From its origins, the Iran nuclear deal, the Joint Comprehensive Plan of Action, or JCPOA, has suffered from contradictory assessments of its expected outcomes. Deal supporters assert that it blocks all of Iran’s paths to the bomb, while opponents contend that it paves those paths.
As Iran moves ever closer to the nuclear weapons threshold — using the illegally built nuclear infrastructure decriminalized and guaranteed by the JCPOA itself — the critics appear increasingly prescient.
Among the many competing claims about the JCPOA were those that placed it in the broader context of international arms control.
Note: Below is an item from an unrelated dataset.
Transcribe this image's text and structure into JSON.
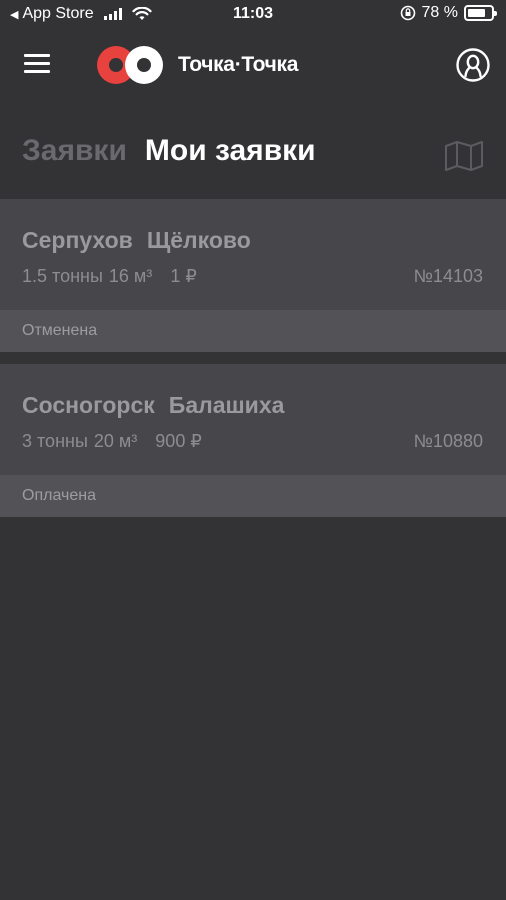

Former European Union High Representative for Foreign Affairs and Security Policy Federica Mogherini often referred to the deal as “an essential component of the global non-proliferation architecture.”
This stood in stark contrast to Israeli Prime Minister Benjamin Netanyahu’s warnings that the JCPOA would spark a regional nuclear arms race. His argument was that Iran’s neighbors would insist on securing for themselves the same weapons-relevant nuclear capabilities that the deal gave Tehran. In Netanyahu’s controversial 2015 speech before Congress, he predicted, “This deal won’t be a farewell to arms. It would be a farewell to arms control.”
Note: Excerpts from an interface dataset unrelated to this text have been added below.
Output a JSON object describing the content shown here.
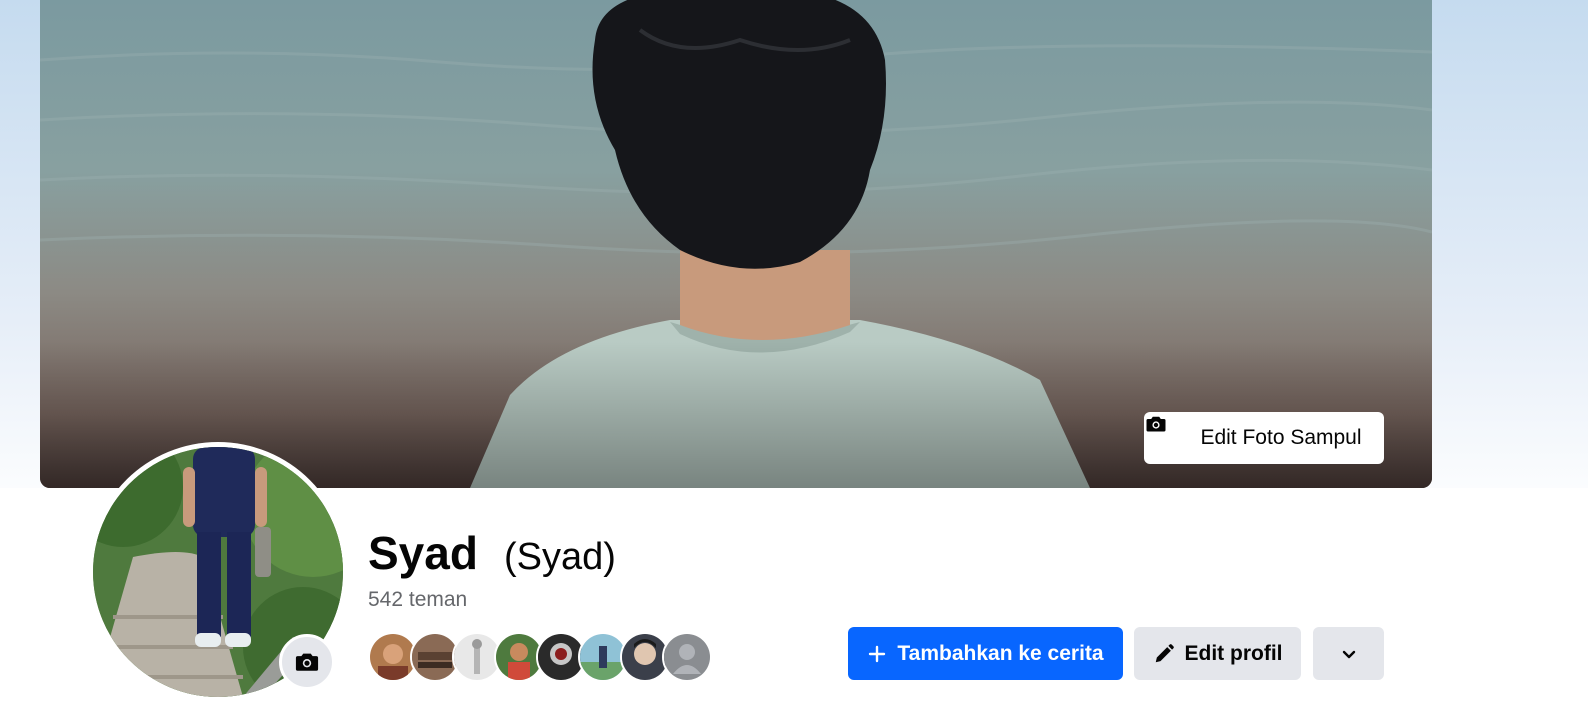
{
  "profile": {
    "name": "Syad",
    "alternate_name": "(Syad)",
    "friends_count": "542 teman"
  },
  "cover": {
    "edit_button_label": "Edit Foto Sampul",
    "icon": "camera-icon"
  },
  "avatar": {
    "camera_icon": "camera-icon"
  },
  "friend_avatars": [
    {
      "color": "#b07a4e"
    },
    {
      "color": "#8a6a55"
    },
    {
      "color": "#d8d8d8"
    },
    {
      "color": "#c46a3a"
    },
    {
      "color": "#2a2a2a"
    },
    {
      "color": "#6aa6b8"
    },
    {
      "color": "#3b3f4a"
    },
    {
      "color": "#8a8d91"
    }
  ],
  "actions": {
    "add_story_label": "Tambahkan ke cerita",
    "add_story_icon": "plus-icon",
    "edit_profile_label": "Edit profil",
    "edit_profile_icon": "pencil-icon",
    "more_icon": "chevron-down-icon"
  },
  "colors": {
    "primary": "#0866ff",
    "secondary_bg": "#e4e6eb",
    "muted_text": "#65676b"
  }
}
The recent publication of Saudi Arabia’s demands for assistance with uranium enrichment and other elements of the nuclear fuel cycle is the latest evidence that the Middle East nuclear arms race the Israeli prime minister predicted eight years ago has begun. If the United States fails to act now, future regional conflicts in a nuclear Middle East will threaten the safety and security of the entire world.
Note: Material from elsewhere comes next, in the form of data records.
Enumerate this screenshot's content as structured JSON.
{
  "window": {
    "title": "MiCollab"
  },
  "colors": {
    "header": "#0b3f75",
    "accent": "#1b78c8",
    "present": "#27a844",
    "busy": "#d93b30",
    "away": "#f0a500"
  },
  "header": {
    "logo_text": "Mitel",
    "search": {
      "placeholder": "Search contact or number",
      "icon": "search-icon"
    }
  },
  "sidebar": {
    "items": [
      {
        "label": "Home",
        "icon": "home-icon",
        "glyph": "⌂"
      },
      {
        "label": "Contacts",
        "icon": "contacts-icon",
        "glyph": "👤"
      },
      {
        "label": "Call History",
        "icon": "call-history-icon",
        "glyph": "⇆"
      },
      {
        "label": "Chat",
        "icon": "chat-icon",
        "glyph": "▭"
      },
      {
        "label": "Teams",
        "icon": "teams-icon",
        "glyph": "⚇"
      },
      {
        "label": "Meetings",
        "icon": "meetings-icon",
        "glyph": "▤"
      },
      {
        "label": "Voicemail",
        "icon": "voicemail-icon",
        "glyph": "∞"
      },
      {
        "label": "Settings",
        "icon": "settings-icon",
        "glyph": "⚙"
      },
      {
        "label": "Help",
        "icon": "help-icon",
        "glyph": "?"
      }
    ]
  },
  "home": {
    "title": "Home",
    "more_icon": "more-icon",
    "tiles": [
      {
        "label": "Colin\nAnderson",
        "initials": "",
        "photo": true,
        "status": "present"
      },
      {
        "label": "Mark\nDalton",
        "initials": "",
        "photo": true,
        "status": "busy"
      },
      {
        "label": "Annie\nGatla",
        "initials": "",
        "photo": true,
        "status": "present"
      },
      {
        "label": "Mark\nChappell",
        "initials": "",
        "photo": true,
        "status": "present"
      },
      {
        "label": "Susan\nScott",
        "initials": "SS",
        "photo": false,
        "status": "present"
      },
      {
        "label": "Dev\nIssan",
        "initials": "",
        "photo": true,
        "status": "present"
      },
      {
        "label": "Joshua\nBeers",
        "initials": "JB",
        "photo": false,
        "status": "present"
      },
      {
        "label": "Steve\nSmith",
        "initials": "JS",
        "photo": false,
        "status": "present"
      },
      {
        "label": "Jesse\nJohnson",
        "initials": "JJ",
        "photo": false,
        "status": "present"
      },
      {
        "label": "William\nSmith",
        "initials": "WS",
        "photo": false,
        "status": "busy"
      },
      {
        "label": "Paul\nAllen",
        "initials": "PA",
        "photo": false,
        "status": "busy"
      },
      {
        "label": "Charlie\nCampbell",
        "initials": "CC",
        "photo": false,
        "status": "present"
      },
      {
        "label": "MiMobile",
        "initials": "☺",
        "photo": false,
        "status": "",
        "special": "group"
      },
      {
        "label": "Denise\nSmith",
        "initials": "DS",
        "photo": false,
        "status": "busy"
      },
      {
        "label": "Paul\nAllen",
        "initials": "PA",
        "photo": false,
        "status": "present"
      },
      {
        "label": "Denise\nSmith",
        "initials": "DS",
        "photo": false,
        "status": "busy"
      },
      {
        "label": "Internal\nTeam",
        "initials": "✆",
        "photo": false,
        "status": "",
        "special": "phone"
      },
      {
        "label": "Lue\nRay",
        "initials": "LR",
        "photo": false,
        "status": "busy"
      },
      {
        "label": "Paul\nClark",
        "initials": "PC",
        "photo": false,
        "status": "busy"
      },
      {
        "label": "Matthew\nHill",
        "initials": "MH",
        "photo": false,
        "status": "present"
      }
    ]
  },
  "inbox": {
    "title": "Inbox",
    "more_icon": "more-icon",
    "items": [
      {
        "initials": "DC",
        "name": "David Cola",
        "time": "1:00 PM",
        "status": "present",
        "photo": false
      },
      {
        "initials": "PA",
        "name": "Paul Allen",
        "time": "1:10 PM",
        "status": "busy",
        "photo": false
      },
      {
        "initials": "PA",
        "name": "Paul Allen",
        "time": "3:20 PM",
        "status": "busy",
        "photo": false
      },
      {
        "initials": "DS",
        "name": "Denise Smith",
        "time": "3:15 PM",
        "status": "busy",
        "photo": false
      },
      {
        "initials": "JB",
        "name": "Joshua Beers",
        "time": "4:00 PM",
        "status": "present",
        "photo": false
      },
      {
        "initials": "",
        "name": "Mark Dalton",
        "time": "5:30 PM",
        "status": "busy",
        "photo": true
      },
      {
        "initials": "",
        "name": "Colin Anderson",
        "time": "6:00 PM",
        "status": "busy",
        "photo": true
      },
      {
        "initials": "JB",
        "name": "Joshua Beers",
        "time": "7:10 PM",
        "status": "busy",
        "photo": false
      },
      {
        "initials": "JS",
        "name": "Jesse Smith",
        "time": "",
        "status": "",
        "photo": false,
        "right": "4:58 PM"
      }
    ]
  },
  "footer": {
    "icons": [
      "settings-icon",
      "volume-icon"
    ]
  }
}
Riyadh’s insistence on enrichment follows previous revelations of Saudi activity since the conclusion of the JCPOA that appears aimed toward matching Iran’s growing ability to produce and deliver nuclear weapons. In August 2020, the Wall Street Journal reported that, with the help of China, the Saudis have built a facility to process uranium ore. In December of the following year, the Journal revealed that the kingdom, again with Chinese assistance, is producing its own ballistic missiles.